"By completing this survey at the end of each day, and by inputing some of my major written notes into Day One, I essentially have the benefits of a written journal and a digital journal all rolled into one. Via Day One, I can keep track of my photos, locations, or links, and I can achieve all the memory benefits of writing with a pen and paper."
"Logging the journal section has been easy, but it’s perhaps the most time consuming part of the process. Logging the day is where the self-discipline of this entire workflow comes into play as well. Jotting thoughts and ideas into a Field Notes throughout the day is easy enough and the daily summary survey is fairly quick and painless to fill out. But finishing up a scheduled log at the end of each day is tiring and sort of boring."
"The mind is a muscle which needs to be flexed. It needs exercise and rest just like — and even perhaps more — than any other part of our body. In this respect, journaling is hard on the mind. It pushes the mind to explore deeper trains of thought and it stresses consideration of new ideas and concepts."
You guys don't understand how hard it was not to quote basically Josh's entire article here. That much of it resonated with me.
I've been keeping my own digital / analog hybrid journal for just over 2 months now, but it's cool to see someone who's kept this up for a year and can now look back over it and reflect. The raw number of the posts in Josh's Day One app (1734!) made me excited for when I'll hopefully write a post in a similarly reflective nature a year from now.
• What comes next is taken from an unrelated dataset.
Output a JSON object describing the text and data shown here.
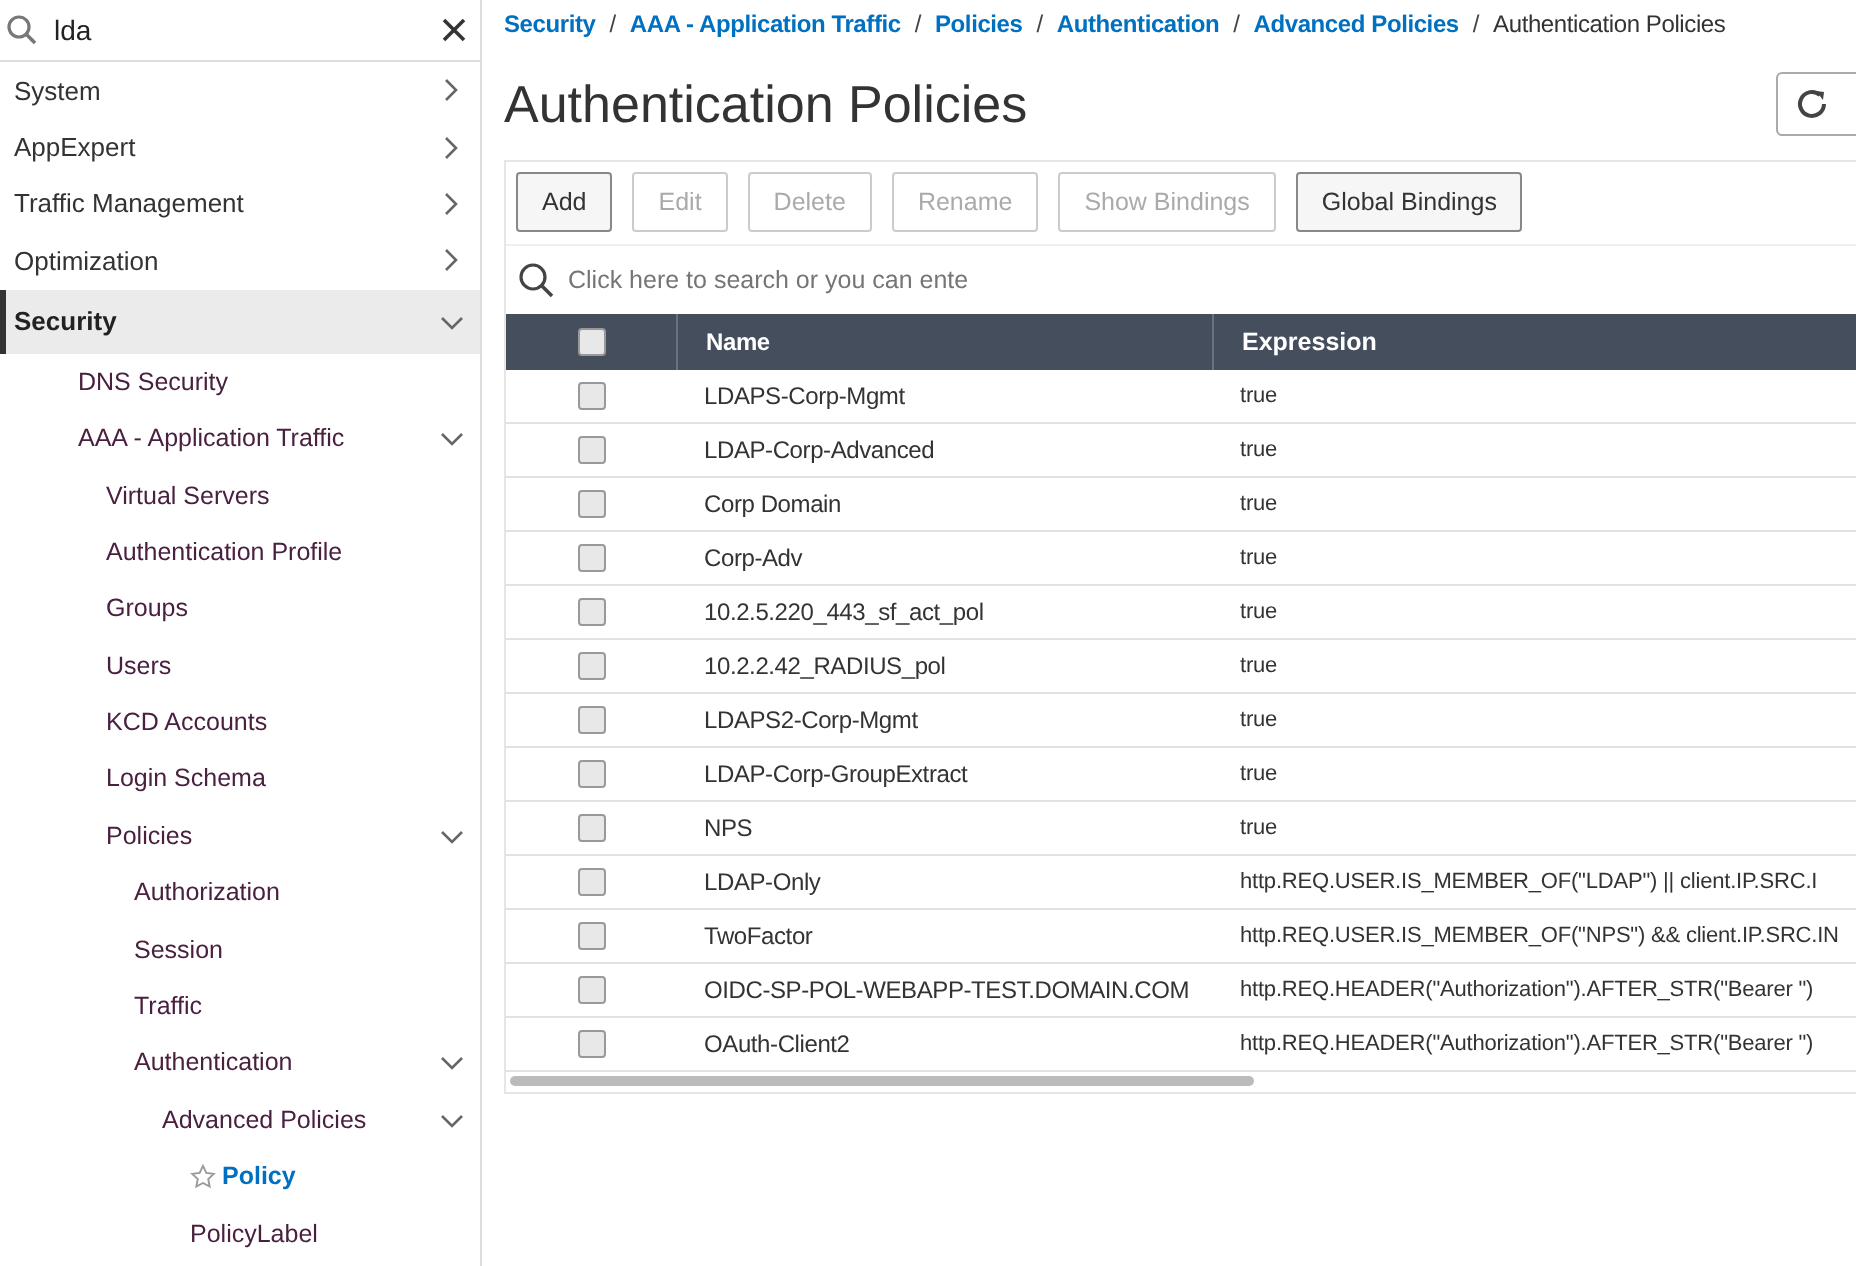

A major point of Mr. Ginter's article which resonated with me was the discipline portion of keeping a dairy / journal like this consistently. Like I said I've only been doing this for 2 months but it's already been a big deal for me to try and stay true to logging & journaling every day. It's not a chore for me to write things down in my Field Notes throughout the day, but often I find myself tired at the end of the day and not in the mood to parse what happened in response to a simple Launch Center Pro questionnaire. It's then that I have to push through and make myself stay consistent with my goal.
It's gotten to a point where in a similar fashion to how Josh puts it, I feel like I've broken a promise to myself on the infrequent nights when I rationalize into just going to bed without logging my day. Thankfully I can go back and fix the log the next morning, but it's starting to become a habit that I won't feel right about unless I get it done in my day, and that's something that I'm glad about and proud of.
I'll mirror Josh's opinion in that if you've never tried keeping a journal / diary then I'd highly recommend it. Besides having a record of how you've felt, what you've thought, and what you've done, you also get to discipline your mind and almost "force" some inflection into your life in a way that -in my opinion- makes you a better and more well-rounded person in general. I'd highly recommend it to anyone who hasn't tried something like this before.
Aside from these points of course Mr. Ginter's piece is lush with quality product photography which always inspires me to get out there and start working on my own photo skills. Some of the shots in this piece, especially the ones showing his now-worn Field Notes, were enough to make me (hypothetically) drool. I feel like I say this almost every time I link to one of Josh's posts, but it's worth reading just for the photography alone, so give it a skim even if journaling isn't your kind of thing.
Also major props to Josh for pulling off using the adjective "bloody." I can only hope to reach that level. 😉